#### [Directions]
Which lines in the records below contain the word "Good"? Copy each one out.

#### [Input data]
____________________

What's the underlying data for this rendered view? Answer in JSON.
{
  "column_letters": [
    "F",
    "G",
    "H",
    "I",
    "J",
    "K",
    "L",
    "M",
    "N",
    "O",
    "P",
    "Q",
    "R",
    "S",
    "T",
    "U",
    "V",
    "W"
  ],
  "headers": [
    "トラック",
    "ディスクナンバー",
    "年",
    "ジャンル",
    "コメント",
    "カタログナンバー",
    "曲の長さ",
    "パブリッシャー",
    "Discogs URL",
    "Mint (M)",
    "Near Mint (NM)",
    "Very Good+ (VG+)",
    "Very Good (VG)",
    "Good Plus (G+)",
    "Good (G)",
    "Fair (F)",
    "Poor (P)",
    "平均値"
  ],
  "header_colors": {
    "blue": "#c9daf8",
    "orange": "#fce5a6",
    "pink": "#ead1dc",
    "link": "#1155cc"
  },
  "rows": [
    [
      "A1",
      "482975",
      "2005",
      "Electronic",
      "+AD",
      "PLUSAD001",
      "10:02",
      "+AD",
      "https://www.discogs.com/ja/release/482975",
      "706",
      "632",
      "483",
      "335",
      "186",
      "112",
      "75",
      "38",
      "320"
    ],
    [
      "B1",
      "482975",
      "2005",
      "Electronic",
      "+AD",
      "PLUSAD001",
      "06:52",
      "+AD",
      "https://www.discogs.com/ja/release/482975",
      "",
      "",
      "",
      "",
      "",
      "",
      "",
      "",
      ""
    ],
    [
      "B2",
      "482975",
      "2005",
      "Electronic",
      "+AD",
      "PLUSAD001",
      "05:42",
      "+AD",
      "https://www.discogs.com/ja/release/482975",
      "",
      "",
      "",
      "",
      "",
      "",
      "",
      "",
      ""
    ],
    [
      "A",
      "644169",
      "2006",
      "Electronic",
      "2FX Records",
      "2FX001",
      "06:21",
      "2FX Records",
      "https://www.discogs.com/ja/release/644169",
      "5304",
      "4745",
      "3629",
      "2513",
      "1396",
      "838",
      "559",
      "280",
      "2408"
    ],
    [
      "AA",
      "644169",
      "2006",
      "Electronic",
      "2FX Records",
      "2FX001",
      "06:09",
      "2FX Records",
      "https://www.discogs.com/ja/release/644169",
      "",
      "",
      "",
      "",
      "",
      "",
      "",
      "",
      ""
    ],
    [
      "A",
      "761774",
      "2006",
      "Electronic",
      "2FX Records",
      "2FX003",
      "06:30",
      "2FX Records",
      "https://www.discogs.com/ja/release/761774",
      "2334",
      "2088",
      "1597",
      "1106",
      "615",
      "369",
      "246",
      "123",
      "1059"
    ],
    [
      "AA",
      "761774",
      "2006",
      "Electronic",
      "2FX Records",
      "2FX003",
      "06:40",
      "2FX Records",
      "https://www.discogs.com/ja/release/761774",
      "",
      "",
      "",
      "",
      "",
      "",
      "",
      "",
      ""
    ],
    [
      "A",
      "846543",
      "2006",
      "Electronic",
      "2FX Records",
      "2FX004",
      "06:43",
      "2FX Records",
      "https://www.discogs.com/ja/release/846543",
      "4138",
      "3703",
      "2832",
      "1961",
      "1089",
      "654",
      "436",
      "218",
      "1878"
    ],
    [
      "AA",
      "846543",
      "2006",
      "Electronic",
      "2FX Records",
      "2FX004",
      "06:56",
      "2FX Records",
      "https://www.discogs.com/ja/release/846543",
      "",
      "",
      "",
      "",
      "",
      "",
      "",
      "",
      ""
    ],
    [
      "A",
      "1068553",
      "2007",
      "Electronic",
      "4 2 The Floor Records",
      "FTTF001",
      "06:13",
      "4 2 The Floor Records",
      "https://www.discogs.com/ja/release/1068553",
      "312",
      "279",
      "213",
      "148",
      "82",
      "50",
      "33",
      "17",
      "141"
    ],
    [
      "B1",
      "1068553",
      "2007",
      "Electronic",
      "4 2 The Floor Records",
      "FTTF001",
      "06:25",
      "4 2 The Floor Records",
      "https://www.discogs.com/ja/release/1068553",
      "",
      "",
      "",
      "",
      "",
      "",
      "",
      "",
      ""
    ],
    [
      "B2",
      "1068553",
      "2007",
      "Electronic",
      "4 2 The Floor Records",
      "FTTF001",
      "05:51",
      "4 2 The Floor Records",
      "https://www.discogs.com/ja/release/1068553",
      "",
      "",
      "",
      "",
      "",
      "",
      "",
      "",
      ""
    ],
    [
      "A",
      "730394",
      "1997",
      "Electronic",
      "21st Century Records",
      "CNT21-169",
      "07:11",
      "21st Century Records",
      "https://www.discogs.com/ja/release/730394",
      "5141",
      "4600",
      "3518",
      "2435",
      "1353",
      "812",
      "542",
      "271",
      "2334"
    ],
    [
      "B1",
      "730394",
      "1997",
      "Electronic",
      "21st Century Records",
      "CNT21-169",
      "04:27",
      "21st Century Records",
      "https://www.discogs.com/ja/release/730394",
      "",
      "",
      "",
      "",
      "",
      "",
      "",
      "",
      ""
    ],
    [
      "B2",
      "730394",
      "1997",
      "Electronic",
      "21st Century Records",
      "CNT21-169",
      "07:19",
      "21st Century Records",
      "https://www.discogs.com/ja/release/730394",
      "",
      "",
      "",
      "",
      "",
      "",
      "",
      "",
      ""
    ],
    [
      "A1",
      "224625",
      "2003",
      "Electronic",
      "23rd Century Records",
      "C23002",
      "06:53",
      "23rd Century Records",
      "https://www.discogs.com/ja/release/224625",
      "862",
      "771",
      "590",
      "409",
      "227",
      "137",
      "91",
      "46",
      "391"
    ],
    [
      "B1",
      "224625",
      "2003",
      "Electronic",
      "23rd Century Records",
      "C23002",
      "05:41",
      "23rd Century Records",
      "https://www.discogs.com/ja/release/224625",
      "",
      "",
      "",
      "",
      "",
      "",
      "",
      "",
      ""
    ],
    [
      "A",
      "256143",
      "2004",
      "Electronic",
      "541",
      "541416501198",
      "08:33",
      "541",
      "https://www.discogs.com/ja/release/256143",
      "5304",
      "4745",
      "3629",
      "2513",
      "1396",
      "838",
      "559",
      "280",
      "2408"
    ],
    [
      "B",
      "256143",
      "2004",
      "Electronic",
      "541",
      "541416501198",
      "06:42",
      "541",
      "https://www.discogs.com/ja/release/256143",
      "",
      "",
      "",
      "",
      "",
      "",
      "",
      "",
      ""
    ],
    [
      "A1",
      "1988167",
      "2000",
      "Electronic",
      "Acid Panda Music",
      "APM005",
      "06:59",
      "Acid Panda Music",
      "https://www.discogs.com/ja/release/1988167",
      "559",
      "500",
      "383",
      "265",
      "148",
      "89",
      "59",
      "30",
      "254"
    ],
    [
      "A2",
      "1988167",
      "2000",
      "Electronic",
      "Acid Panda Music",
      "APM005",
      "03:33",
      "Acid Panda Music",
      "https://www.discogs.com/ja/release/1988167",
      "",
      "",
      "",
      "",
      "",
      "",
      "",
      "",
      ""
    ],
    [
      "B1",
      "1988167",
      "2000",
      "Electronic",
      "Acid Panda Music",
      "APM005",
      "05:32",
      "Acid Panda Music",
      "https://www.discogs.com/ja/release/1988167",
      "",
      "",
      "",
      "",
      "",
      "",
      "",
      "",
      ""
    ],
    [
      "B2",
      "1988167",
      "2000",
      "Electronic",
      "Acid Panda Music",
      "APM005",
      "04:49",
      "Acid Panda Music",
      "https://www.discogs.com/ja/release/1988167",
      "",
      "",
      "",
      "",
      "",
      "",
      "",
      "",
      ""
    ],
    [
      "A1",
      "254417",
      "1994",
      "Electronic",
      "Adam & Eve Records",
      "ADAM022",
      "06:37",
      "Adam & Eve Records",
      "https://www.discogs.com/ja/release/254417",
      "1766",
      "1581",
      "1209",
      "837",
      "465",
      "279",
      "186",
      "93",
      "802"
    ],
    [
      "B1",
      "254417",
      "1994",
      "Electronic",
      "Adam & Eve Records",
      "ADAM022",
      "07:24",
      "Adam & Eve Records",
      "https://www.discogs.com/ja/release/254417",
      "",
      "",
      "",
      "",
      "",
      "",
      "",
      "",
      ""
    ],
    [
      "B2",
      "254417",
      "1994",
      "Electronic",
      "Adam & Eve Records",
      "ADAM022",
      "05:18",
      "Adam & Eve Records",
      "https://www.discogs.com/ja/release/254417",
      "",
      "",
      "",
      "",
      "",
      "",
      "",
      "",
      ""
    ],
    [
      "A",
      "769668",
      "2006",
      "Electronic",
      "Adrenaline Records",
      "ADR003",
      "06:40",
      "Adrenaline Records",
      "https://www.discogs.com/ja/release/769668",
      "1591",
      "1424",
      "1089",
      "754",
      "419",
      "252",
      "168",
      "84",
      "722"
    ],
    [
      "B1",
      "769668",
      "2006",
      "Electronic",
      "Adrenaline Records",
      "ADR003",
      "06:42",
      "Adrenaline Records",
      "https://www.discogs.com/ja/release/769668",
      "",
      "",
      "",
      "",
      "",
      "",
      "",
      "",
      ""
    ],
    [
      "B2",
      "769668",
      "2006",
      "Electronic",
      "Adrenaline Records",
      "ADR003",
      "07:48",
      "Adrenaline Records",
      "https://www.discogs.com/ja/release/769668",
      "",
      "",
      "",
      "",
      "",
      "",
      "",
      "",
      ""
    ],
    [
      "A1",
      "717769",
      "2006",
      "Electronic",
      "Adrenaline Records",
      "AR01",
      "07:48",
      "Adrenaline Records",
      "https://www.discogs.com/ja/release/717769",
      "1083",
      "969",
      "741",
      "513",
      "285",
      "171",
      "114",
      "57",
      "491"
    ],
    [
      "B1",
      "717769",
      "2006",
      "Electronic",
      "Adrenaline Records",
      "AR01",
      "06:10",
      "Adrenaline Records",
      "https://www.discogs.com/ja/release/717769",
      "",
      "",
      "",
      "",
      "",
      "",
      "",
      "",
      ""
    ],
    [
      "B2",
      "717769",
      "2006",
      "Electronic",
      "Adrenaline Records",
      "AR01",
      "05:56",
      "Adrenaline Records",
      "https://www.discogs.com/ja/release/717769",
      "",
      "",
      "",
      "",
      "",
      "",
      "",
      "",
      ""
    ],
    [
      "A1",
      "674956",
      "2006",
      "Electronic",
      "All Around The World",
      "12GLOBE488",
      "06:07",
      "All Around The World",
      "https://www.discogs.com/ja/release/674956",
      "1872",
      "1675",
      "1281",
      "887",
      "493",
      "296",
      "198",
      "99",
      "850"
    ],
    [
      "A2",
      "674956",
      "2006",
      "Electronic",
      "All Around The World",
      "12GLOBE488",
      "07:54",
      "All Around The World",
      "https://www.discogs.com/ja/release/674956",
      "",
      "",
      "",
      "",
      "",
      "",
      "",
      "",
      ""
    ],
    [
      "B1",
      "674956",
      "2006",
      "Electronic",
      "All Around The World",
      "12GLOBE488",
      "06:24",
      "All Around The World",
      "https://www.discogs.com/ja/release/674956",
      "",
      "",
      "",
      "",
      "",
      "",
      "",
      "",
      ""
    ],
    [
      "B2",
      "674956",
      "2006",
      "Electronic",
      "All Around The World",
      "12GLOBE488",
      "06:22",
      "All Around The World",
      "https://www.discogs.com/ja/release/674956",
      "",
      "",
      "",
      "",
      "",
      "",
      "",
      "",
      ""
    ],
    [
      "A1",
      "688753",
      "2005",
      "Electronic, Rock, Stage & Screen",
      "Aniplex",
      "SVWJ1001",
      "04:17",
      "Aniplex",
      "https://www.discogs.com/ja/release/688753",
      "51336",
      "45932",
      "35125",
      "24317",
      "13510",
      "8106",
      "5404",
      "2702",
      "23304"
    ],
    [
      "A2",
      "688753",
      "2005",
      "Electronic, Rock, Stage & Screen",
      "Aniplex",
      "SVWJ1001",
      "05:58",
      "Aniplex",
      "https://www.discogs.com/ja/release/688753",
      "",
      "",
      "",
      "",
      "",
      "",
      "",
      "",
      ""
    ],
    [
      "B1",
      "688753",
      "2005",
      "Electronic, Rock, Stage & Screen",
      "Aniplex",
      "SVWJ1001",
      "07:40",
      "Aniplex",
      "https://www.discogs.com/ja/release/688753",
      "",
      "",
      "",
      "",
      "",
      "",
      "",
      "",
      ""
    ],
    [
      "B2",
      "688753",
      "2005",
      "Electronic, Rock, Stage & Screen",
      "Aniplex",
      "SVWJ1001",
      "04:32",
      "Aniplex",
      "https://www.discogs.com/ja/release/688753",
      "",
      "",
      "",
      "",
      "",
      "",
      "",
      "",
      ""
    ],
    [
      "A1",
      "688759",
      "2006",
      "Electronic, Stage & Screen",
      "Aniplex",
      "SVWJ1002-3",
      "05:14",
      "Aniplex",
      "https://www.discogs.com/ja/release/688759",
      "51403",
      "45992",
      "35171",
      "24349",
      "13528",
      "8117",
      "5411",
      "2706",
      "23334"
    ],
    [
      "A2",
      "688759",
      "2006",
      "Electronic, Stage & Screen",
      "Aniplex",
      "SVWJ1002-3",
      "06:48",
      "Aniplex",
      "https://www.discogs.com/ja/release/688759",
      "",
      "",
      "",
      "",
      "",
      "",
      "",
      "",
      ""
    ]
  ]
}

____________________

#### [Task answer]
    "Very Good+ (VG+)",
    "Very Good (VG)",
    "Good Plus (G+)",
    "Good (G)",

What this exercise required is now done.